The answer to this one really depends on the people involved. I’ve been in games where there were sometimes more than 8 players present and, in the one I’m thinking of, the GM was a narcoleptic. He was always on the ball though (in spite of dozing off while his PCs discussed things) and the game worked well. I don’t think I could have managed that many people, but he could do it and cat-nap on the side.On the other side of things there’s the infamous 1-on-1 gaming experience. Most of us have done this at one time or another and in almost every gaming circle I’ve encountered the topic seems to be treated with disdain. The 1-on-1 game is often regarded as something that only younger gamers, with no other options, should indulge in. I’ve had some pretty fun 1-on-1 games in my time, though and so I had to ask myself why everyone, even me, can’t help but look down on this practice. I think it is because of the reciprocal nature of the situation. I GM you and give you all the breaks and a boat-load of experience and then you GM me and do the same. There’s no sharing of treasure or arguments over the “group’s” agenda/direction/morals or much in the way of role-playing diversity at all. For this reason, most people who’ve ever heard someone going on about their universe ruling, maximum level, biggest bad-ass on the planet character, are never surprised to find out that it came from a 1-on-1 game. Of course it did. I mean, in that universe, would there really be room for a whole group of people that powerful? Probably not. For me the optimal number of players is 4. I have several reasons for this too. The most important of which I’d say is that it allows me to pull an individual player aside and still leave enough people so that coming to a consensus while I’m gone is unlikely. Consensus with three players isn’t exactly difficult, but it is far more so than with two or one. With three there always seems to be some kind of disconnect. Don’t get me wrong. I have nothing against consensus per se. I just like to be present while my Players make their decisions, but I also like to give each of them some amount of individual attention at each game. Having a group of four helps me accomplish both goals without neglecting either. Four is also enough that the group can split in two and no one drops out of character. When a Player is completely on their own with their GM, the tendency is to discus the PC in question in the third person rather than in the first person; two authors looking in on the world they’re creating. When there’s another Player present most Players will continue to use the “I” pronoun rather than reverting to “he” or “she”. I think it must be some kind of instinctual peer pressure thing. Playing pretend out loud is somehow more acceptable if you aren’t the only one doing it. Whatever the reason, I prefer it if my Players stay in character as much as possible and they do so more when they are physically near the other Players. Also I am a fan of even numbered groups of players in general. This makes voting their way out of disagreements difficult and so they have to resort to actually trying to convince those who disagree with them. When you have to convince someone, “I just wanna” usually doesn’t cut it anymore. You have to think of reasons why it would be in their interest to side with you. This is when bribery happens, deals are struck, and secrets get divulged. It’s more role-playing and that’s always good. For many players, when they see an obvious way around an argument, such as a three vs two majority, they’ll take it. However, when each side is forced to actually lay out the reasoning behind their points of view, sometimes a third solution will present itself from the sharing of info.

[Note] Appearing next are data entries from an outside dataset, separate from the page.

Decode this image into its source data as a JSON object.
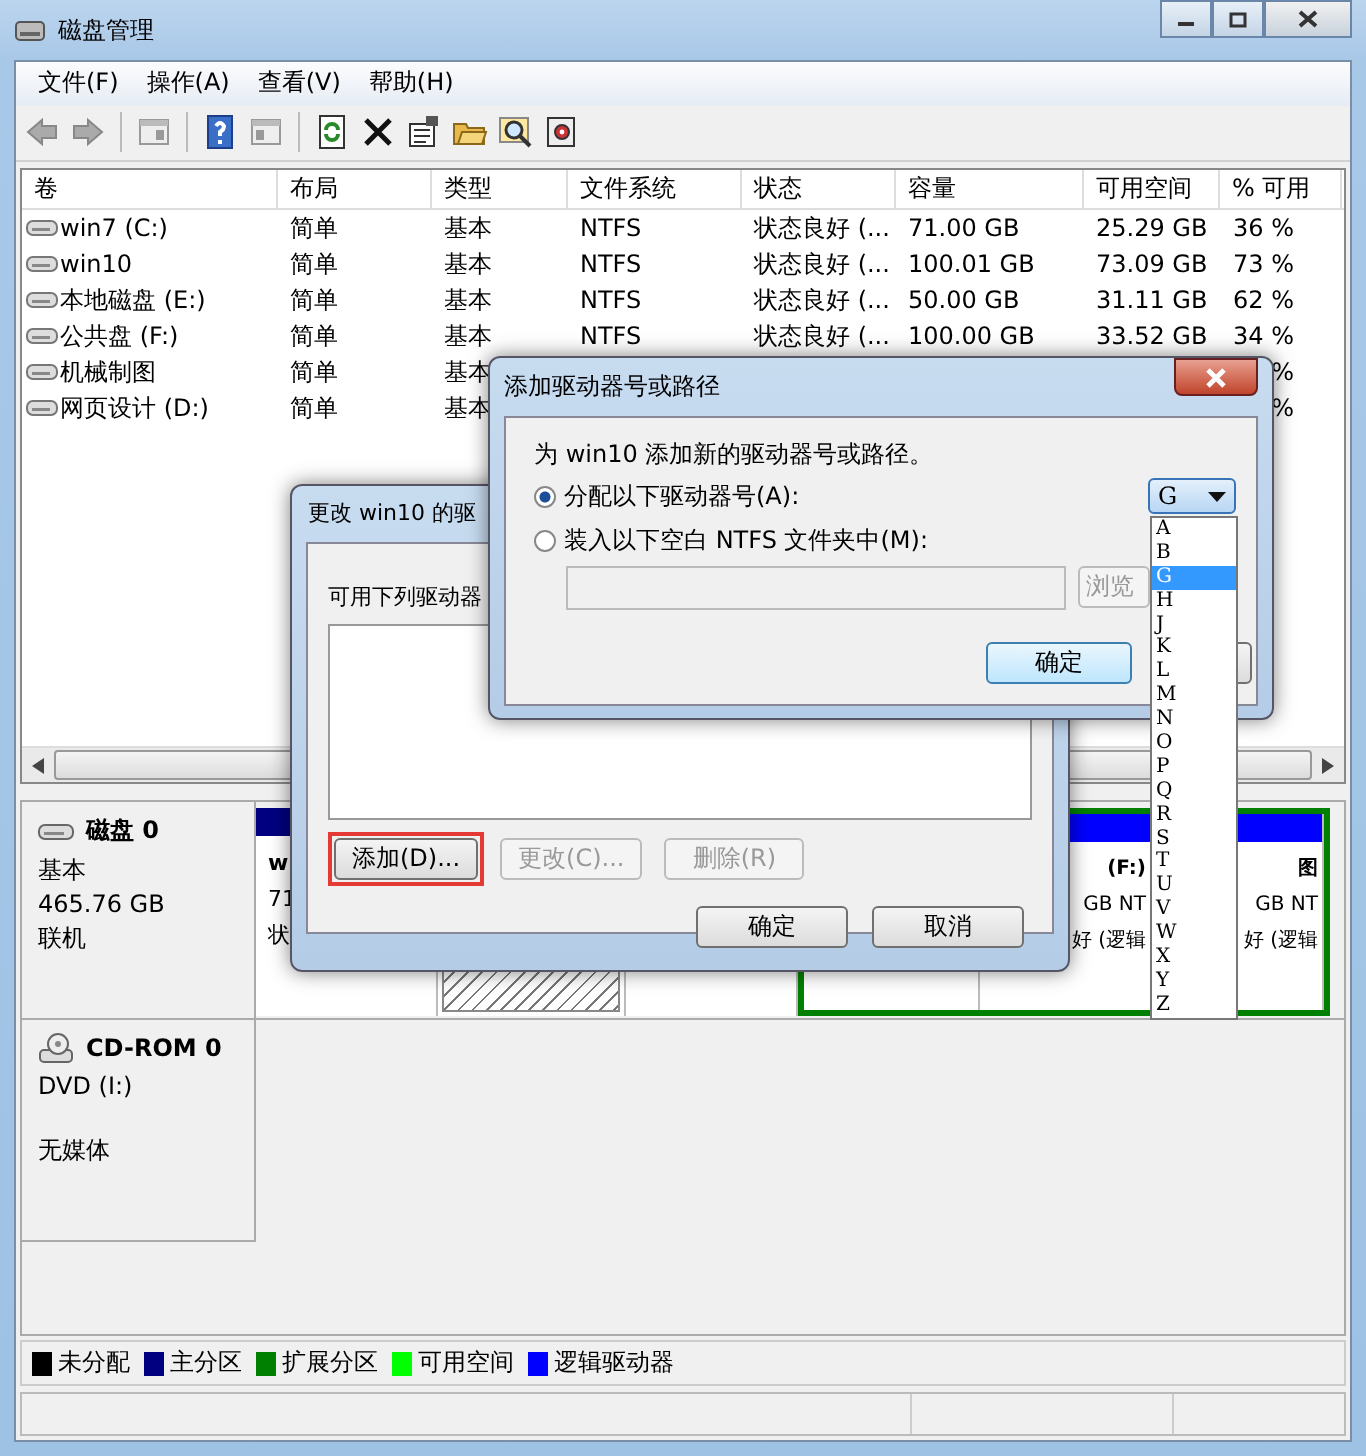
{
  "window": {
    "title": "磁盘管理"
  },
  "menu": [
    "文件(F)",
    "操作(A)",
    "查看(V)",
    "帮助(H)"
  ],
  "table": {
    "columns": [
      "卷",
      "布局",
      "类型",
      "文件系统",
      "状态",
      "容量",
      "可用空间",
      "% 可用"
    ],
    "rows": [
      {
        "volume": "win7 (C:)",
        "layout": "简单",
        "type": "基本",
        "fs": "NTFS",
        "status": "状态良好 (...",
        "capacity": "71.00 GB",
        "free": "25.29 GB",
        "pct": "36 %"
      },
      {
        "volume": "win10",
        "layout": "简单",
        "type": "基本",
        "fs": "NTFS",
        "status": "状态良好 (...",
        "capacity": "100.01 GB",
        "free": "73.09 GB",
        "pct": "73 %"
      },
      {
        "volume": "本地磁盘 (E:)",
        "layout": "简单",
        "type": "基本",
        "fs": "NTFS",
        "status": "状态良好 (...",
        "capacity": "50.00 GB",
        "free": "31.11 GB",
        "pct": "62 %"
      },
      {
        "volume": "公共盘 (F:)",
        "layout": "简单",
        "type": "基本",
        "fs": "NTFS",
        "status": "状态良好 (...",
        "capacity": "100.00 GB",
        "free": "33.52 GB",
        "pct": "34 %"
      },
      {
        "volume": "机械制图",
        "layout": "简单",
        "type": "基本",
        "pct": "%"
      },
      {
        "volume": "网页设计 (D:)",
        "layout": "简单",
        "type": "基本",
        "pct": "%"
      }
    ]
  },
  "disks": [
    {
      "kind": "disk",
      "name": "磁盘 0",
      "lines": [
        "基本",
        "465.76 GB",
        "联机"
      ],
      "partitions": [
        {
          "kind": "primary",
          "color": "#000080",
          "selected": false,
          "lines": [
            "w",
            "71",
            "状"
          ]
        },
        {
          "kind": "primary",
          "selected": true
        },
        {
          "kind": "primary",
          "selected": false
        },
        {
          "kind": "extended",
          "color": "#008000",
          "children": [
            {
              "selected": false
            },
            {
              "color": "#0000ff",
              "selected": false,
              "lines": [
                "(F:)",
                "GB NT",
                "好 (逻辑"
              ]
            },
            {
              "color": "#0000ff",
              "selected": false,
              "lines": [
                "图",
                "GB NT",
                "好 (逻辑"
              ]
            }
          ]
        }
      ]
    },
    {
      "kind": "cdrom",
      "name": "CD-ROM 0",
      "lines": [
        "DVD (I:)"
      ],
      "status": "无媒体"
    }
  ],
  "legend": [
    {
      "label": "未分配",
      "color": "#000000"
    },
    {
      "label": "主分区",
      "color": "#000080"
    },
    {
      "label": "扩展分区",
      "color": "#008000"
    },
    {
      "label": "可用空间",
      "color": "#00ff00"
    },
    {
      "label": "逻辑驱动器",
      "color": "#0000ff"
    }
  ],
  "change_dialog": {
    "title": "更改 win10 的驱",
    "list_label": "可用下列驱动器",
    "buttons": [
      {
        "label": "添加(D)...",
        "disabled": false,
        "highlighted": true
      },
      {
        "label": "更改(C)...",
        "disabled": true,
        "highlighted": false
      },
      {
        "label": "删除(R)",
        "disabled": true,
        "highlighted": false
      }
    ],
    "ok": "确定",
    "cancel": "取消"
  },
  "add_dialog": {
    "title": "添加驱动器号或路径",
    "prompt": "为 win10 添加新的驱动器号或路径。",
    "options": [
      {
        "label": "分配以下驱动器号(A):",
        "selected": true
      },
      {
        "label": "装入以下空白 NTFS 文件夹中(M):",
        "selected": false
      }
    ],
    "letter": "G",
    "browse": "浏览",
    "ok": "确定"
  },
  "dropdown": [
    {
      "label": "A",
      "selected": false
    },
    {
      "label": "B",
      "selected": false
    },
    {
      "label": "G",
      "selected": true
    },
    {
      "label": "H",
      "selected": false
    },
    {
      "label": "J",
      "selected": false
    },
    {
      "label": "K",
      "selected": false
    },
    {
      "label": "L",
      "selected": false
    },
    {
      "label": "M",
      "selected": false
    },
    {
      "label": "N",
      "selected": false
    },
    {
      "label": "O",
      "selected": false
    },
    {
      "label": "P",
      "selected": false
    },
    {
      "label": "Q",
      "selected": false
    },
    {
      "label": "R",
      "selected": false
    },
    {
      "label": "S",
      "selected": false
    },
    {
      "label": "T",
      "selected": false
    },
    {
      "label": "U",
      "selected": false
    },
    {
      "label": "V",
      "selected": false
    },
    {
      "label": "W",
      "selected": false
    },
    {
      "label": "X",
      "selected": false
    },
    {
      "label": "Y",
      "selected": false
    },
    {
      "label": "Z",
      "selected": false
    }
  ]
}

Many GMs (and people in general) are fans of the “more the merrier” philosophy. If you’ve got a good game and someone else wants to join, many people just assume that you should let them. I am, however, not one of these people. As a GM I work hard to make sure that my players are invested in the game from start to finish. In many games the primary motivations driving my PCs are issues stemming from decisions they made earlier in the game. This is also a method I use to keep the scale of the game increasing with the power level of the characters; if they are often responsible for causing their own problems, the problems get bigger as they get bigger. Now when you introduce a new character who has no investment in the game and a power level comparable to those of the other PCs, there is nothing stopping them from running amok blowing down everyone else’s houses of cards. It disrupts the game balance that has taken so long to mature. It’s like introducing an invasive species into an environment where they have no natural predators. Everything that has worked toward the current balance for the last 10,000 years will suddenly be thrown out of wack and it could take another 10,000 years to get that balance back. And even then, the balance will be a new balance. The old balance is gone. So adding new players mid stream is just something I don’t do. If this new person is simply going to be fact of life (a player’s newly acquired and insistent significant other for example) I will almost always take the option of starting a new game from scratch rather than adding someone to an existing mix. I mean, if I was in the middle of cooking lamb curry and someone showed up with pepperoni and insisted that we have something with pepperoni in it for dinner, I’d probably put my lamb curry in the refrigerator for another evening before I try making lamb/pepperoni curry just to satisfy this jerk. Besides, pepperoni pizza will probably please people more than a last second experiment in flavor anyway.
How many players is too many?